“What’s the difference between weather, climate and climate change?” With this question, Mary Ann Boyer of Boyer Sudduth Environmental Consultants kicked off the interactive professional development workshop on climate change in Philadelphia. Teachers gathered in small groups to define key terms and then convened to establish a working definition for each word. “Weather,” “climate,” and “climate change” are commonly confused words that all have very different meanings. Weather is seasonal short term change, whereas climate is long term weather patterns in a given geographic region, and climate change illustrates new patterns that arise from global warming.
Dr. Rachel Valletta, CUSP’s Director and Environmental Scientist for The Franklin Institute, presented the science behind climate change with information on how Philadelphia will be a hotter and wetter city in the future. She explained that there will be increased intensity of storms and more rain. By 2050, we can expect three weeks of additional days above 90 degrees Fahrenheit.

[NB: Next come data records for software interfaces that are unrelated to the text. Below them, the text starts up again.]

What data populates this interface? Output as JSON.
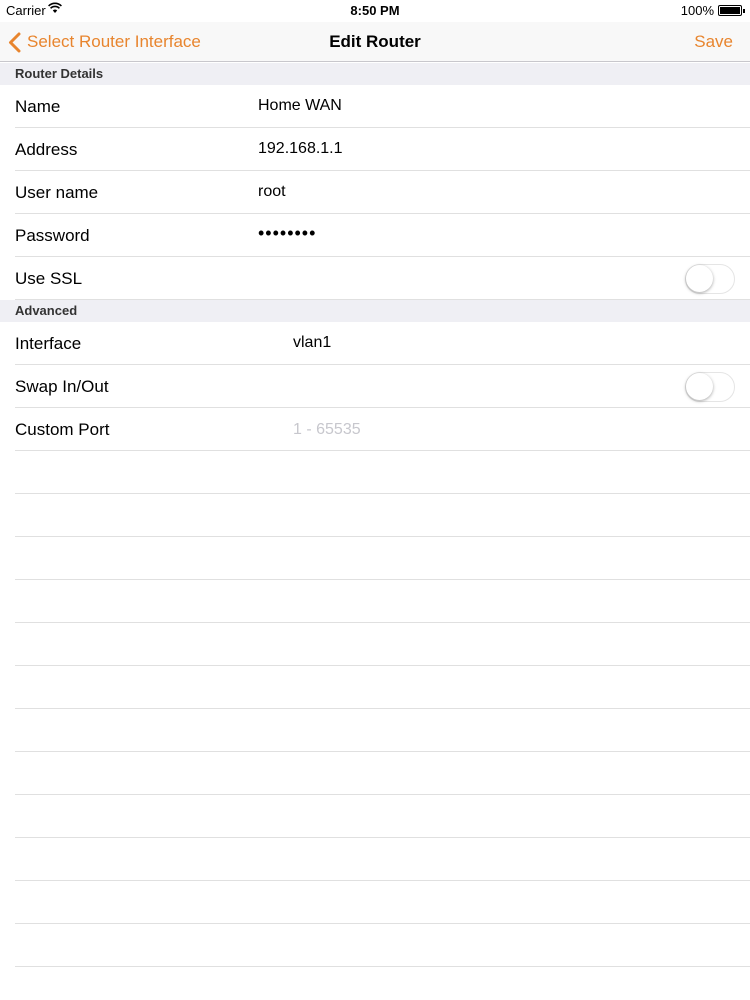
{
  "status_bar": {
    "carrier": "Carrier",
    "time": "8:50 PM",
    "battery": "100%"
  },
  "nav": {
    "back_label": "Select Router Interface",
    "title": "Edit Router",
    "save_label": "Save"
  },
  "sections": {
    "router_details": {
      "header": "Router Details",
      "name": {
        "label": "Name",
        "value": "Home WAN"
      },
      "address": {
        "label": "Address",
        "value": "192.168.1.1"
      },
      "username": {
        "label": "User name",
        "value": "root"
      },
      "password": {
        "label": "Password",
        "value": "••••••••"
      },
      "use_ssl": {
        "label": "Use SSL",
        "on": false
      }
    },
    "advanced": {
      "header": "Advanced",
      "interface": {
        "label": "Interface",
        "value": "vlan1"
      },
      "swap": {
        "label": "Swap In/Out",
        "on": false
      },
      "custom_port": {
        "label": "Custom Port",
        "placeholder": "1 - 65535"
      }
    }
  },
  "colors": {
    "accent": "#e8852e",
    "section_bg": "#efeff4",
    "separator": "#e0e0e0",
    "placeholder": "#c7c7cd"
  }
}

Anne Sudduth of Boyer Sudduth Environmental Consultants then presented “Step Forward, Step Back for Climate Change,” an interactive activity that helps students see how their own actions can help or harm the climate. Students are directed to step forward or backwards in response to questions about actions that impact personal carbon footprint, such as eating red meat daily, hanging clothes dry or taking public transit.
Dr. Rachel Valletta then showed teachers the Franklin Institute’s creative, hands-on models that demonstrate how the albedo effect and trees play a part in mitigating the effects of climate change (see picture). To find descriptions of these model or to order one for your school please visit CUSP’s website here. After the demonstrations, Holly Shields, Regional Educational Manager for National Wildlife Federation’s Eco-Schools program, and Megan Garner, Sustainability Manager for the School District of Philadelphia, explained how schools and communities can receive national recognition for becoming greener.
Article written by Janelle Edwards, intern at Boyer Sudduth Environmental Consultants. Janelle is a graduate student at Drexel University’s School of Public Health.